▸ **Task statement**:
Every line holding "JSON" should be copied from the records below.

Website and app data records:
-- Opening Marker --

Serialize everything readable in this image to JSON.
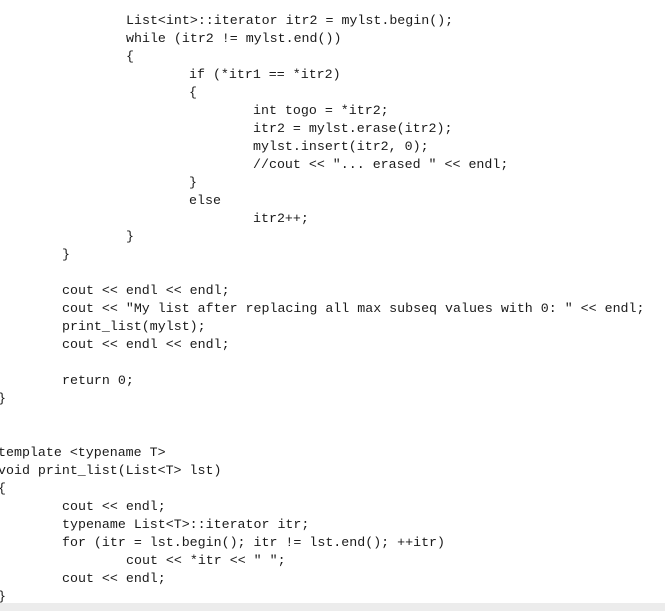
{
  "editor": {
    "lines": [
      {
        "indent": 2,
        "text": "List<int>::iterator itr2 = mylst.begin();"
      },
      {
        "indent": 2,
        "text": "while (itr2 != mylst.end())"
      },
      {
        "indent": 2,
        "text": "{"
      },
      {
        "indent": 3,
        "text": "if (*itr1 == *itr2)"
      },
      {
        "indent": 3,
        "text": "{"
      },
      {
        "indent": 4,
        "text": "int togo = *itr2;"
      },
      {
        "indent": 4,
        "text": "itr2 = mylst.erase(itr2);"
      },
      {
        "indent": 4,
        "text": "mylst.insert(itr2, 0);"
      },
      {
        "indent": 4,
        "text": "//cout << \"... erased \" << endl;"
      },
      {
        "indent": 3,
        "text": "}"
      },
      {
        "indent": 3,
        "text": "else"
      },
      {
        "indent": 4,
        "text": "itr2++;"
      },
      {
        "indent": 2,
        "text": "}"
      },
      {
        "indent": 1,
        "text": "}"
      },
      {
        "indent": 0,
        "text": ""
      },
      {
        "indent": 1,
        "text": "cout << endl << endl;"
      },
      {
        "indent": 1,
        "text": "cout << \"My list after replacing all max subseq values with 0: \" << endl;"
      },
      {
        "indent": 1,
        "text": "print_list(mylst);"
      },
      {
        "indent": 1,
        "text": "cout << endl << endl;"
      },
      {
        "indent": 0,
        "text": ""
      },
      {
        "indent": 1,
        "text": "return 0;"
      },
      {
        "indent": 0,
        "text": "}"
      },
      {
        "indent": 0,
        "text": ""
      },
      {
        "indent": 0,
        "text": ""
      },
      {
        "indent": 0,
        "text": "template <typename T>"
      },
      {
        "indent": 0,
        "text": "void print_list(List<T> lst)"
      },
      {
        "indent": 0,
        "text": "{"
      },
      {
        "indent": 1,
        "text": "cout << endl;"
      },
      {
        "indent": 1,
        "text": "typename List<T>::iterator itr;"
      },
      {
        "indent": 1,
        "text": "for (itr = lst.begin(); itr != lst.end(); ++itr)"
      },
      {
        "indent": 2,
        "text": "cout << *itr << \" \";"
      },
      {
        "indent": 1,
        "text": "cout << endl;"
      },
      {
        "indent": 0,
        "text": "}"
      }
    ]
  }
}
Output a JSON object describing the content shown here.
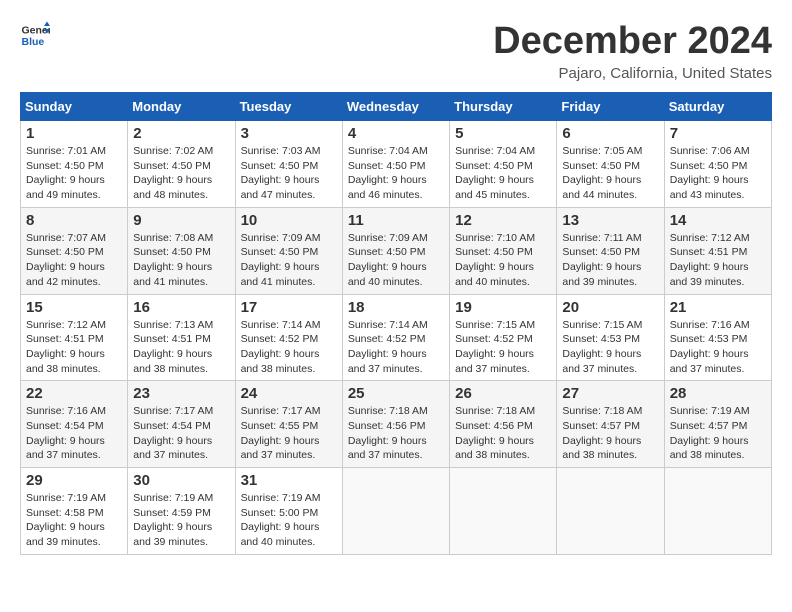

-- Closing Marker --

▸ **Result of the task**:
Serialize everything readable in this image to JSON.
Output a JSON object describing the content shown here.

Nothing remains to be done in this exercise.